▶ _Work instructions_
Throughout the entries below, report every line where "visible" is found.

▶ _Excerpted data_
BEGIN

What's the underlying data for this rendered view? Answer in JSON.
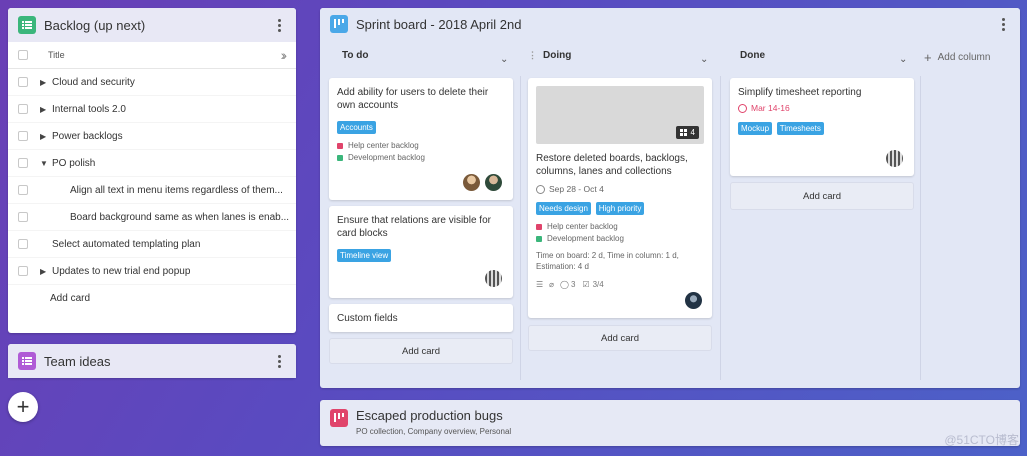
{
  "backlog": {
    "title": "Backlog (up next)",
    "column_header": "Title",
    "rows": [
      {
        "label": "Cloud and security",
        "expand": "right"
      },
      {
        "label": "Internal tools 2.0",
        "expand": "right"
      },
      {
        "label": "Power backlogs",
        "expand": "right"
      },
      {
        "label": "PO polish",
        "expand": "down"
      },
      {
        "label": "Align all text in menu items regardless of them...",
        "expand": "none"
      },
      {
        "label": "Board background same as when lanes is enab...",
        "expand": "none"
      },
      {
        "label": "Select automated templating plan",
        "expand": "none"
      },
      {
        "label": "Updates to new trial end popup",
        "expand": "right"
      }
    ],
    "add_card": "Add card"
  },
  "ideas": {
    "title": "Team ideas"
  },
  "sprint": {
    "title": "Sprint board - 2018 April 2nd",
    "columns": {
      "todo": "To do",
      "doing": "Doing",
      "done": "Done"
    },
    "add_column": "Add column",
    "todo_cards": [
      {
        "title": "Add ability for users to delete their own accounts",
        "tags": [
          "Accounts"
        ],
        "collections": [
          "Help center backlog",
          "Development backlog"
        ]
      },
      {
        "title": "Ensure that relations are visible for card blocks",
        "tags": [
          "Timeline view"
        ]
      },
      {
        "title": "Custom fields"
      }
    ],
    "doing_card": {
      "image_count": "4",
      "title": "Restore deleted boards, backlogs, columns, lanes and collections",
      "dates": "Sep 28 - Oct 4",
      "tags": [
        "Needs design",
        "High priority"
      ],
      "collections": [
        "Help center backlog",
        "Development backlog"
      ],
      "time_info": "Time on board: 2 d, Time in column: 1 d, Estimation: 4 d",
      "comments": "3",
      "checklist": "3/4"
    },
    "done_card": {
      "title": "Simplify timesheet reporting",
      "due": "Mar 14-16",
      "tags": [
        "Mockup",
        "Timesheets"
      ]
    },
    "add_card": "Add card"
  },
  "escaped": {
    "title": "Escaped production bugs",
    "subtitle": "PO collection, Company overview, Personal"
  },
  "watermark": "@51CTO博客",
  "colors": {
    "tag": "#3aa3e3",
    "help_center": "#e0446b",
    "development": "#3bb67b",
    "backlog_icon": "#3bb67b",
    "ideas_icon": "#b05bd6",
    "sprint_icon": "#4aa8e8",
    "escaped_icon": "#e0446b"
  }
}
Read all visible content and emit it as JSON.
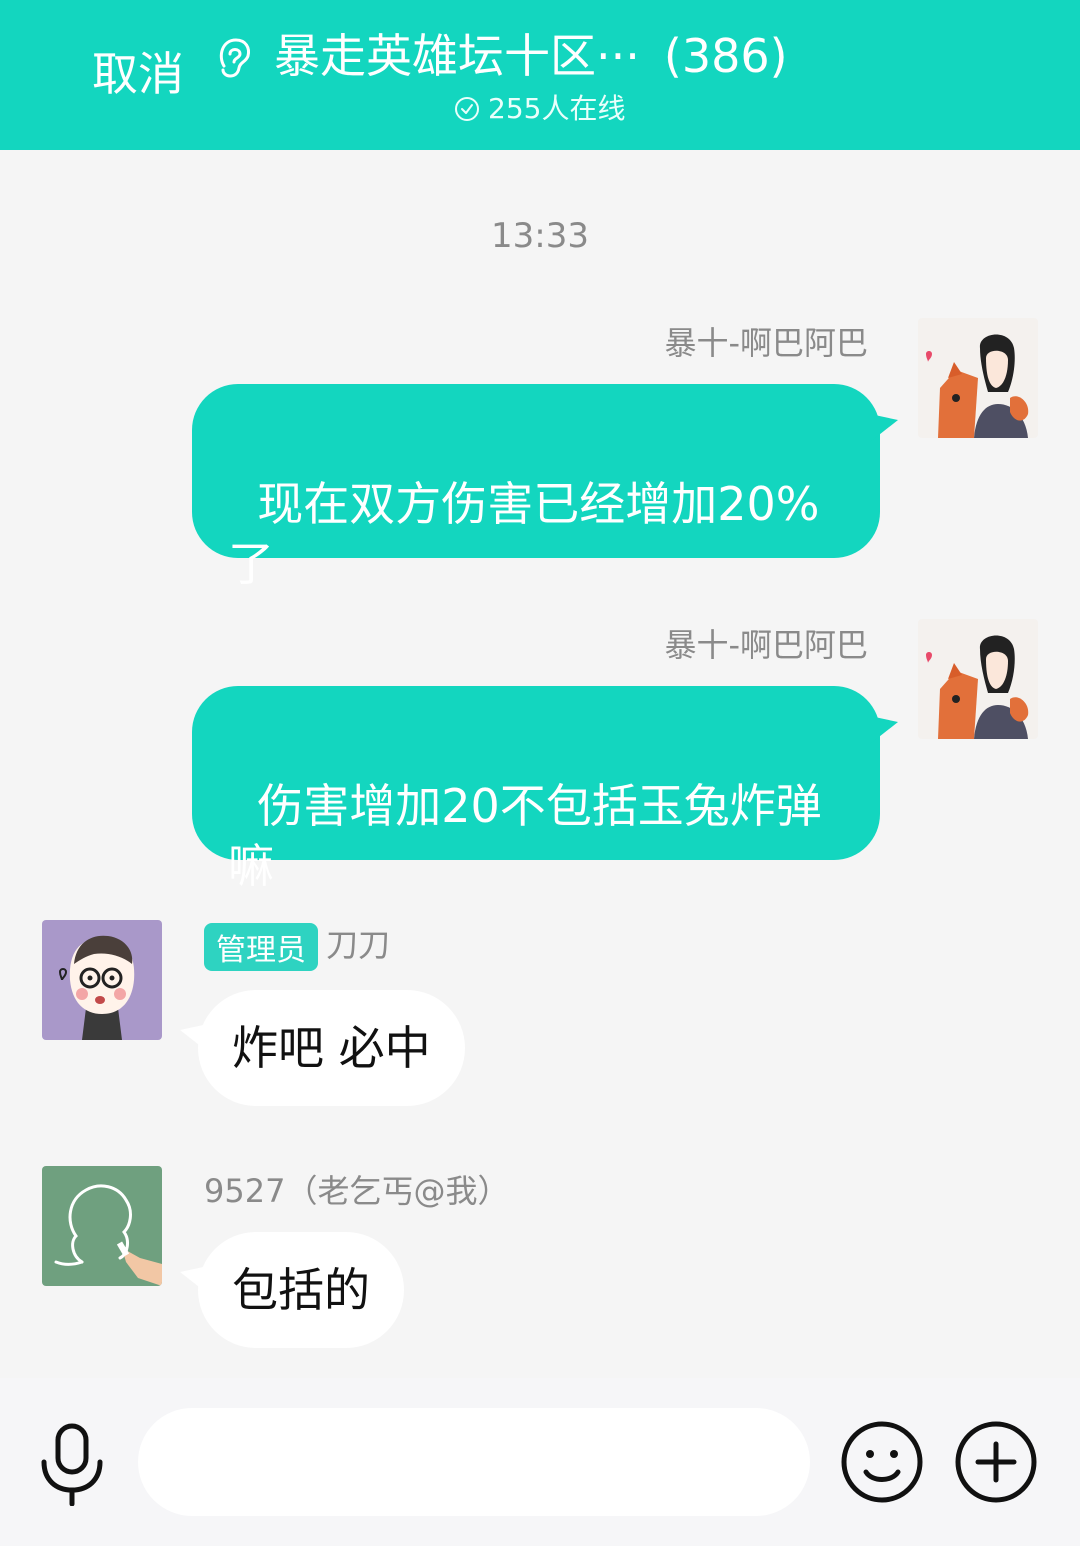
{
  "header": {
    "cancel_label": "取消",
    "title": "暴走英雄坛十区···",
    "member_count": "(386)",
    "online_text": "255人在线"
  },
  "chat": {
    "timestamp": "13:33",
    "messages": [
      {
        "sender": "暴十-啊巴阿巴",
        "text": "现在双方伤害已经增加20%\n了",
        "side": "right"
      },
      {
        "sender": "暴十-啊巴阿巴",
        "text": "伤害增加20不包括玉兔炸弹\n嘛",
        "side": "right"
      },
      {
        "badge": "管理员",
        "sender": "刀刀",
        "text": "炸吧 必中",
        "side": "left"
      },
      {
        "sender": "9527（老乞丐@我）",
        "text": "包括的",
        "side": "left"
      }
    ]
  },
  "colors": {
    "accent": "#13d6bf",
    "bubble_left": "#ffffff",
    "background": "#f5f5f5"
  },
  "icons": {
    "ear": "ear-icon",
    "online_check": "check-circle-icon",
    "mic": "microphone-icon",
    "emoji": "smiley-icon",
    "plus": "plus-circle-icon"
  }
}
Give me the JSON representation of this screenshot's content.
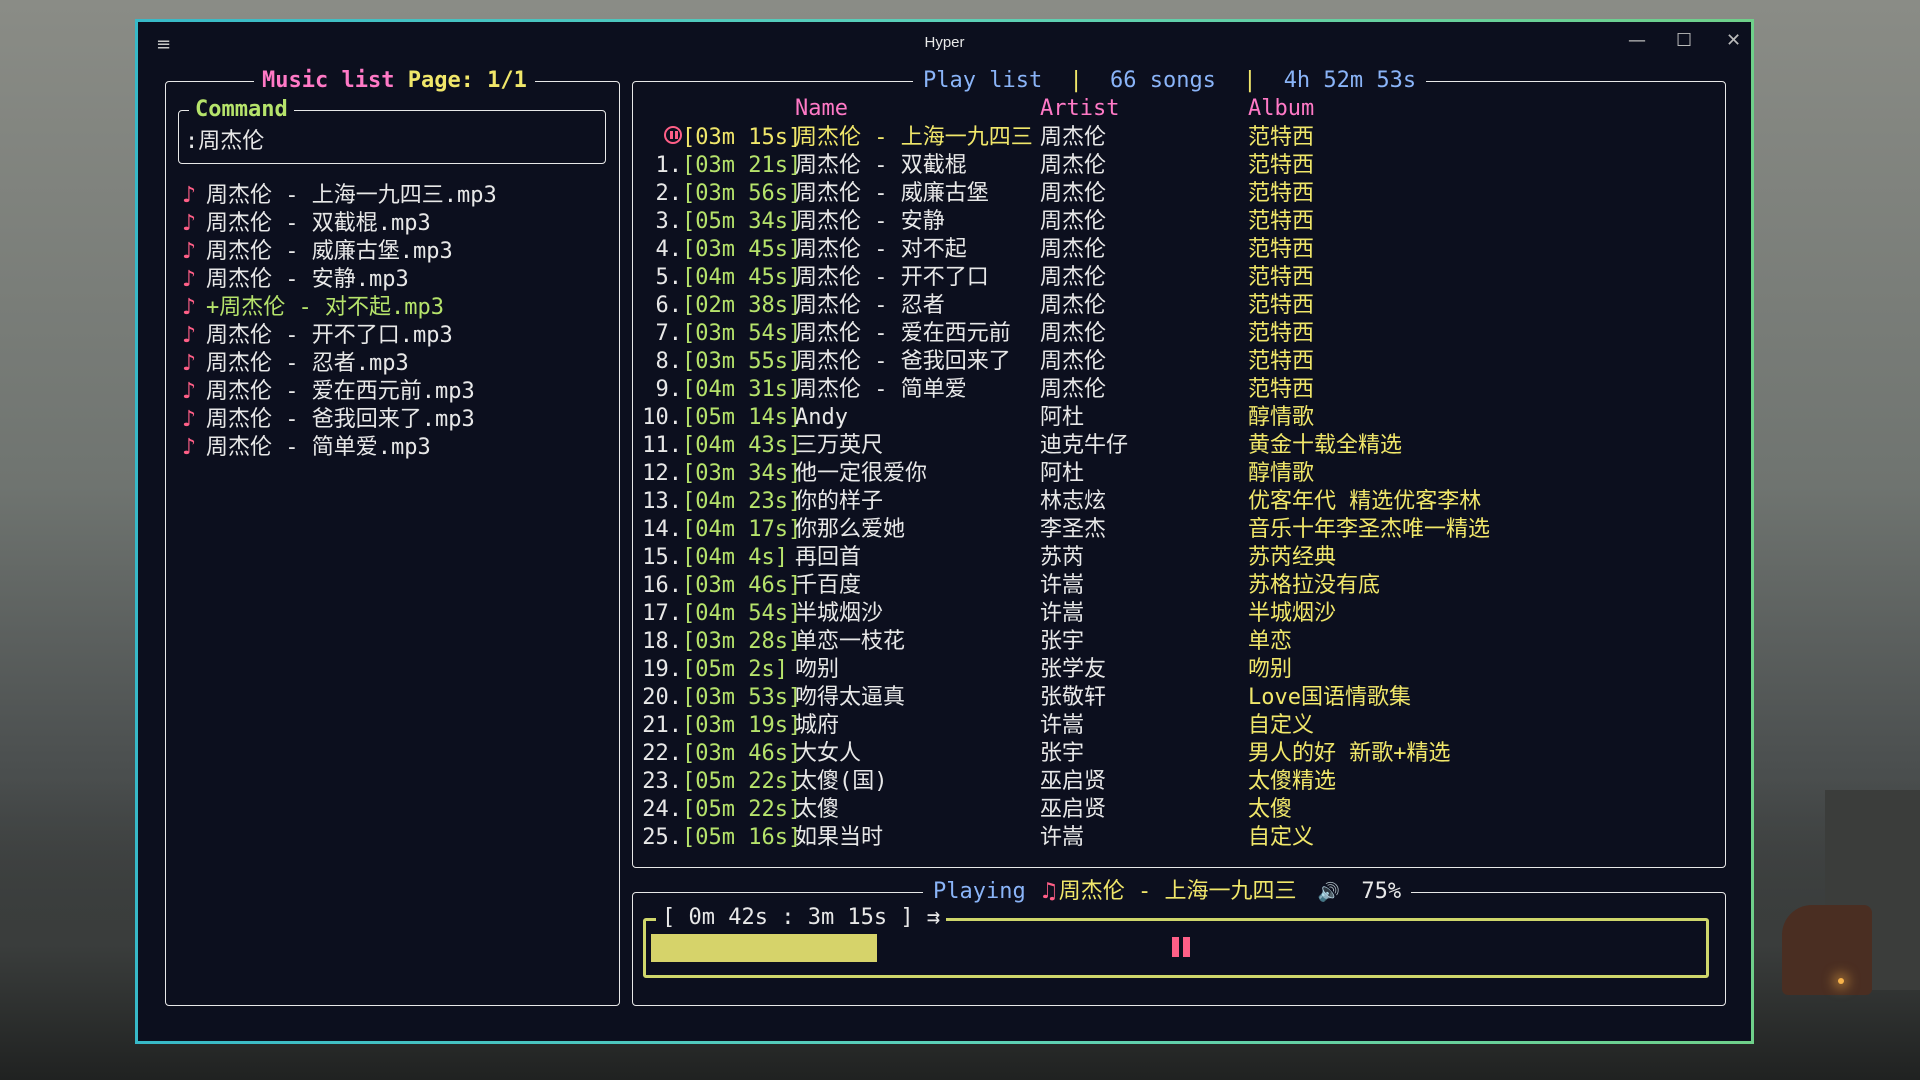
{
  "window": {
    "title": "Hyper",
    "menu_icon": "≡",
    "minimize_icon": "—",
    "maximize_icon": "☐",
    "close_icon": "✕"
  },
  "music_list": {
    "title": "Music list",
    "page_label": "Page: 1/1",
    "command_title": "Command",
    "command_value": ":周杰伦",
    "note_icon": "♪",
    "files": [
      "周杰伦 - 上海一九四三.mp3",
      "周杰伦 - 双截棍.mp3",
      "周杰伦 - 威廉古堡.mp3",
      "周杰伦 - 安静.mp3",
      "+周杰伦 - 对不起.mp3",
      "周杰伦 - 开不了口.mp3",
      "周杰伦 - 忍者.mp3",
      "周杰伦 - 爱在西元前.mp3",
      "周杰伦 - 爸我回来了.mp3",
      "周杰伦 - 简单爱.mp3"
    ],
    "selected_index": 4
  },
  "play_list": {
    "title": "Play list",
    "sep": "|",
    "songs_count": "66 songs",
    "total_duration": "4h 52m 53s",
    "headers": {
      "name": "Name",
      "artist": "Artist",
      "album": "Album"
    },
    "rows": [
      {
        "num": "",
        "dur": "[03m 15s]",
        "name": "周杰伦 - 上海一九四三",
        "artist": "周杰伦",
        "album": "范特西"
      },
      {
        "num": "1.",
        "dur": "[03m 21s]",
        "name": "周杰伦 - 双截棍",
        "artist": "周杰伦",
        "album": "范特西"
      },
      {
        "num": "2.",
        "dur": "[03m 56s]",
        "name": "周杰伦 - 威廉古堡",
        "artist": "周杰伦",
        "album": "范特西"
      },
      {
        "num": "3.",
        "dur": "[05m 34s]",
        "name": "周杰伦 - 安静",
        "artist": "周杰伦",
        "album": "范特西"
      },
      {
        "num": "4.",
        "dur": "[03m 45s]",
        "name": "周杰伦 - 对不起",
        "artist": "周杰伦",
        "album": "范特西"
      },
      {
        "num": "5.",
        "dur": "[04m 45s]",
        "name": "周杰伦 - 开不了口",
        "artist": "周杰伦",
        "album": "范特西"
      },
      {
        "num": "6.",
        "dur": "[02m 38s]",
        "name": "周杰伦 - 忍者",
        "artist": "周杰伦",
        "album": "范特西"
      },
      {
        "num": "7.",
        "dur": "[03m 54s]",
        "name": "周杰伦 - 爱在西元前",
        "artist": "周杰伦",
        "album": "范特西"
      },
      {
        "num": "8.",
        "dur": "[03m 55s]",
        "name": "周杰伦 - 爸我回来了",
        "artist": "周杰伦",
        "album": "范特西"
      },
      {
        "num": "9.",
        "dur": "[04m 31s]",
        "name": "周杰伦 - 简单爱",
        "artist": "周杰伦",
        "album": "范特西"
      },
      {
        "num": "10.",
        "dur": "[05m 14s]",
        "name": "Andy",
        "artist": "阿杜",
        "album": "醇情歌"
      },
      {
        "num": "11.",
        "dur": "[04m 43s]",
        "name": "三万英尺",
        "artist": "迪克牛仔",
        "album": "黄金十载全精选"
      },
      {
        "num": "12.",
        "dur": "[03m 34s]",
        "name": "他一定很爱你",
        "artist": "阿杜",
        "album": "醇情歌"
      },
      {
        "num": "13.",
        "dur": "[04m 23s]",
        "name": "你的样子",
        "artist": "林志炫",
        "album": "优客年代 精选优客李林"
      },
      {
        "num": "14.",
        "dur": "[04m 17s]",
        "name": "你那么爱她",
        "artist": "李圣杰",
        "album": "音乐十年李圣杰唯一精选"
      },
      {
        "num": "15.",
        "dur": "[04m  4s]",
        "name": "再回首",
        "artist": "苏芮",
        "album": "苏芮经典"
      },
      {
        "num": "16.",
        "dur": "[03m 46s]",
        "name": "千百度",
        "artist": "许嵩",
        "album": "苏格拉没有底"
      },
      {
        "num": "17.",
        "dur": "[04m 54s]",
        "name": "半城烟沙",
        "artist": "许嵩",
        "album": "半城烟沙"
      },
      {
        "num": "18.",
        "dur": "[03m 28s]",
        "name": "单恋一枝花",
        "artist": "张宇",
        "album": "单恋"
      },
      {
        "num": "19.",
        "dur": "[05m  2s]",
        "name": "吻别",
        "artist": "张学友",
        "album": "吻别"
      },
      {
        "num": "20.",
        "dur": "[03m 53s]",
        "name": "吻得太逼真",
        "artist": "张敬轩",
        "album": "Love国语情歌集"
      },
      {
        "num": "21.",
        "dur": "[03m 19s]",
        "name": "城府",
        "artist": "许嵩",
        "album": "自定义"
      },
      {
        "num": "22.",
        "dur": "[03m 46s]",
        "name": "大女人",
        "artist": "张宇",
        "album": "男人的好 新歌+精选"
      },
      {
        "num": "23.",
        "dur": "[05m 22s]",
        "name": "太傻(国)",
        "artist": "巫启贤",
        "album": "太傻精选"
      },
      {
        "num": "24.",
        "dur": "[05m 22s]",
        "name": "太傻",
        "artist": "巫启贤",
        "album": "太傻"
      },
      {
        "num": "25.",
        "dur": "[05m 16s]",
        "name": "如果当时",
        "artist": "许嵩",
        "album": "自定义"
      }
    ]
  },
  "playing": {
    "label": "Playing",
    "note_icon": "♫",
    "track": "周杰伦 - 上海一九四三",
    "volume_icon": "🔊",
    "volume": "75%",
    "time_display": "[ 0m 42s : 3m 15s ] ⇉",
    "progress": 0.215,
    "state": "paused"
  },
  "colors": {
    "accent_pink": "#ff79c6",
    "accent_yellow": "#f1e76a",
    "accent_green": "#b6e36b",
    "accent_blue": "#8ab4f8",
    "pause_red": "#ff5f87"
  }
}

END

▶ _Response to the exercise_
        "title": "Ensure that relations are visible for card blocks",
Read all visible content and emit it as JSON.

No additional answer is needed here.